The Pasco County school district is looking to convert Centennial Elementary School in Dade City and Marlowe Elementary School in New Port Richey, from traditional elementary schools into STEAM magnet schools.
The acronym STEAM stands for science, technology, engineering, arts and mathematics.
Students now assigned to Centennial and Marlowe would be reassigned to nearby schools, and a lottery system would be used to assign students to the new magnet schools.
If the district proceeds with this plan, the change would not occur until the 2022-2023 school year, and boundary hearings would not occur until this coming fall, according to Steve Hegarty, district spokesman.
The issue came up at the Pasco County School Board’s March 2 meeting, when Don Peace, president of United School Employees of Pasco (USEP), complained about the district’s handling of future staffing for the two schools.
Peace objected to the new job description for STEAM magnet teachers.
“Normally, for contract waivers, major changes in curriculum — such as Wendell Krinn (Technical High School), Pine View (Middle) and Gulf Middle — or school closings, as in Hudson Elementary, Ridgewood, and the Lacoochee proposal, USEP is invited to go to the school, along with district staff, to explain the contractual protocol for what is about to transpire.
“That did not happen with these two schools.
“In fact, when I first heard the details of what was transpiring, I had a district employee make a phone call to put a stop to what was going on. But that did not happen.

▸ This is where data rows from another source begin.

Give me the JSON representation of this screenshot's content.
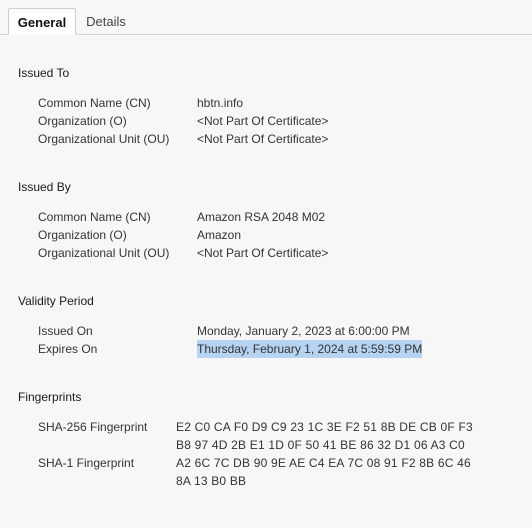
{
  "tabs": {
    "general": "General",
    "details": "Details"
  },
  "issued_to": {
    "title": "Issued To",
    "rows": [
      {
        "label": "Common Name (CN)",
        "value": "hbtn.info"
      },
      {
        "label": "Organization (O)",
        "value": "<Not Part Of Certificate>"
      },
      {
        "label": "Organizational Unit (OU)",
        "value": "<Not Part Of Certificate>"
      }
    ]
  },
  "issued_by": {
    "title": "Issued By",
    "rows": [
      {
        "label": "Common Name (CN)",
        "value": "Amazon RSA 2048 M02"
      },
      {
        "label": "Organization (O)",
        "value": "Amazon"
      },
      {
        "label": "Organizational Unit (OU)",
        "value": "<Not Part Of Certificate>"
      }
    ]
  },
  "validity": {
    "title": "Validity Period",
    "rows": [
      {
        "label": "Issued On",
        "value": "Monday, January 2, 2023 at 6:00:00 PM"
      },
      {
        "label": "Expires On",
        "value": "Thursday, February 1, 2024 at 5:59:59 PM"
      }
    ]
  },
  "fingerprints": {
    "title": "Fingerprints",
    "rows": [
      {
        "label": "SHA-256 Fingerprint",
        "line1": "E2 C0 CA F0 D9 C9 23 1C 3E F2 51 8B DE CB 0F F3",
        "line2": "B8 97 4D 2B E1 1D 0F 50 41 BE 86 32 D1 06 A3 C0"
      },
      {
        "label": "SHA-1 Fingerprint",
        "line1": "A2 6C 7C DB 90 9E AE C4 EA 7C 08 91 F2 8B 6C 46",
        "line2": "8A 13 B0 BB"
      }
    ]
  },
  "colors": {
    "background": "#f7f7f7",
    "selection_highlight": "#b7d3f2",
    "tab_border": "#cfcfcf"
  }
}
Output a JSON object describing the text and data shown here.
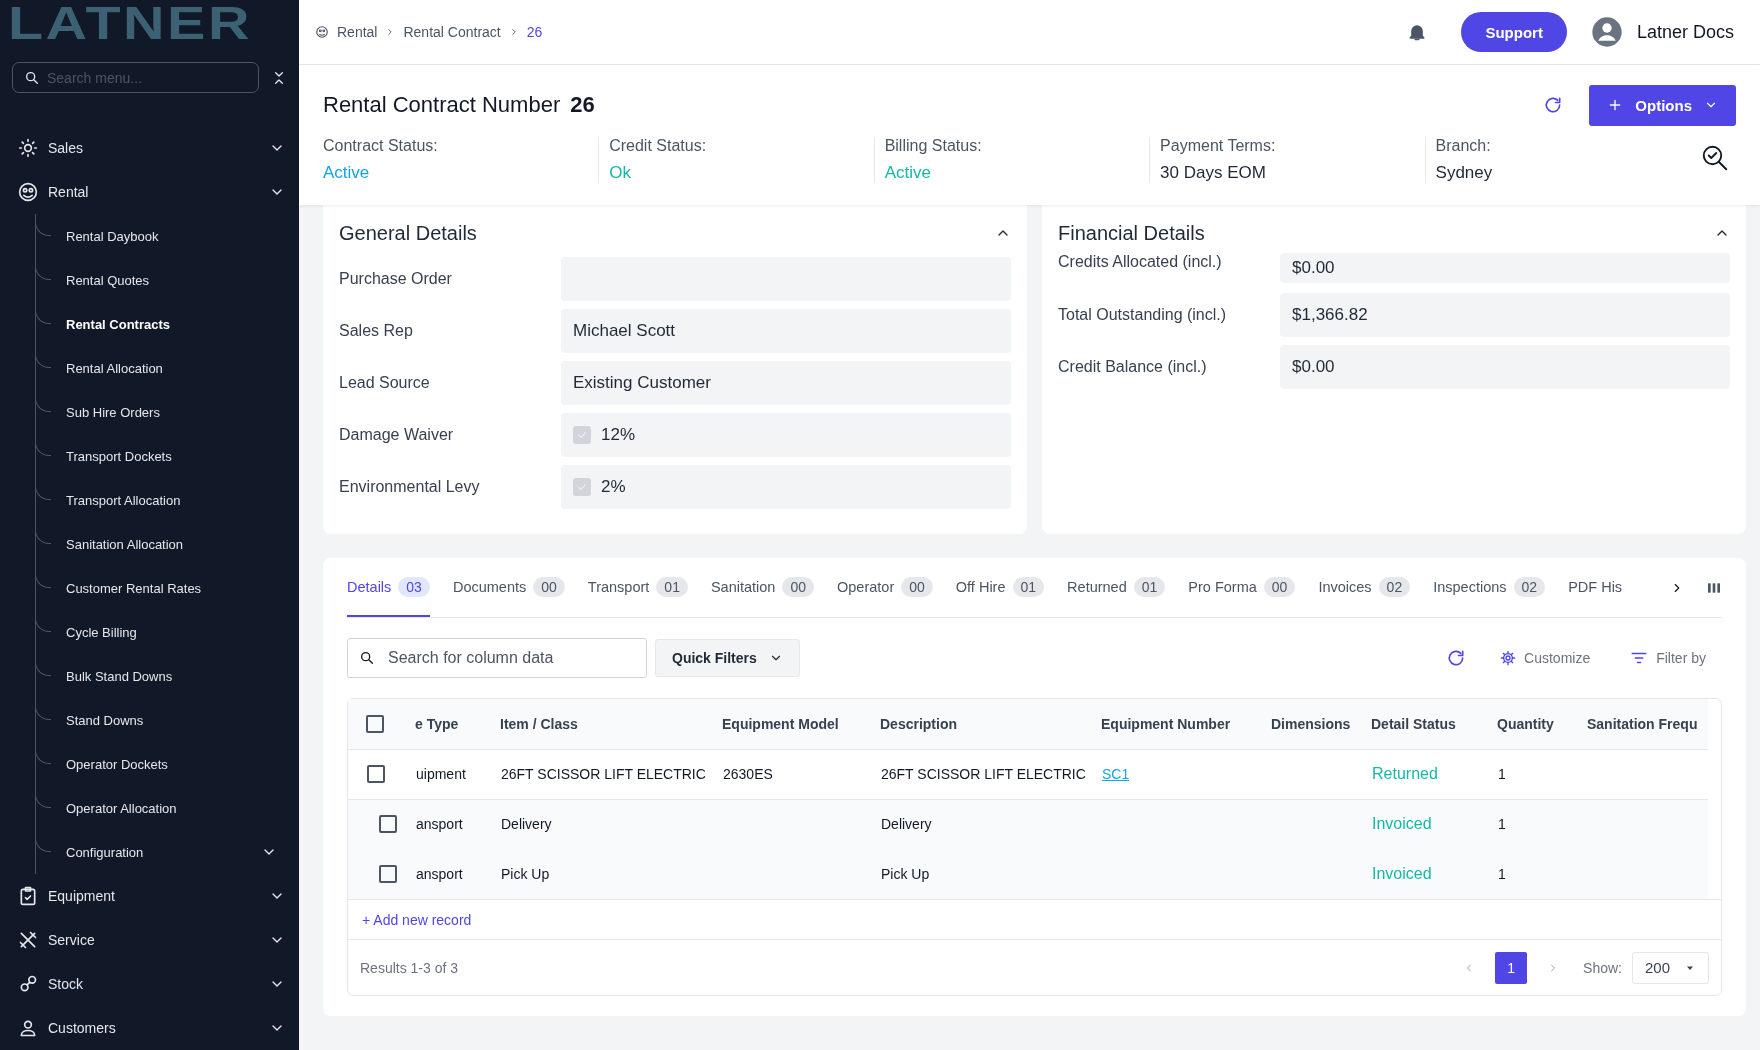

“Interviews took place, in an unacceptable manner, for jobs that do not yet exist, at schools that have not yet been voted to be closed, and for a job description that is yet to be approved.
“It appears the cart is in front of the horse,” Peace said.
Peace then told board members that approving the proposed job description would, in essence, create an elite position.
“Why would you want to create divisiveness among teachers?” the union president asked district officials.
“I would contend that with training, professional development and proper guidance, there are numerous teachers across this district that would be able to work in a STEM/STEAM school and be highly successful, if given that opportunity,” he said.
Peace suggested the board delay voting on the new job description, and instead hold a workshop to discuss the issue in greater detail.
Superintendent Kurt Browning responded to the assertions.
“I agree with Mr. Peace when it comes to the fact that any of our teachers, given the opportunity and the professional learning, could probably make it work in a STEM or STEAM environment.
“What Mr. Peace didn’t mention is what I call the ‘want to’ (factor). Do you want to put the effort into working at a STEM or STEAM school?
“We learned lessons when we converted Bayonet Point Middle and Centennial Middle. We did not have a separate job description for that. Honestly, it was more difficult to set the expectations for our staff.
“I will tell you that this job description, in no way, shape or form, is — as Mr. Peace has indicated — divisive. It is not intended to do that. It is merely to set expectations, for teachers that want to move to a STEM or STEAM environment.
“It is different, a lot more technology-driven, project-based learning.
“It is a choice school,” Browning said.
When the schools held faculty meetings to discuss the change, a number of teachers approached the principals and said, “I get it. I just don’t want to do it,” Browning said.
The new magnet schools will choose teachers based on the new job description.
While current teachers may be assigned to different schools, they will not lose their jobs, Browning said.
Before approving the new description, school board members asked for more information.
Board member Cynthia Armstrong asked for more details about how the job description was developed. Board member Alison Crumbley echoed that request.
Samantha Del Valle, assistant director of leading and learning, said “we knew we needed a job description to really be transparent with the staff that we’re going to hire and to share with them what would be expected, as they take those positions.”
So, the job description is based on the practices that happen in a STEAM classroom.
Hiring will mirror the process used in hiring teachers for Sanders Elementary STEAM Magnet School in Land O’ Lakes, Del Valle said.
The questions district officials asked, when drafting the new job description, included: “What is a STEAM teacher? What practices are happening in the classroom? What does STEAM look like and how do we make sure that that occurs in our two new schools?” Del Valle said.
School board member Colleen Beaudoin emphasized that she wanted it to be clear to district teachers that the new job description does not create an elite class of teachers.
“We’re not saying that these teachers are any better than any other teachers. These are just a specific skill set needed for these types of schools. I don’t want to give the impression that we’re saying that teachers at one school are any better than teachers at another school,” Beaudoin said.
Besides looking for teachers who have the attributes described in the job description, they also must be willing to undergo additional training, Del Valle said.
Plus, there is a preferred qualification related to computer science.
Browning reiterated Beaudoin’s point, noting the teachers are not better teachers.
“They’re different teachers.
“This job description was not designed to divide teachers,” the superintendent insisted.
He also said the shift to the STEAM magnet schools is intended to give parents additional options.
“Parents are wanting something different,” Browning said.
Published March 17, 2021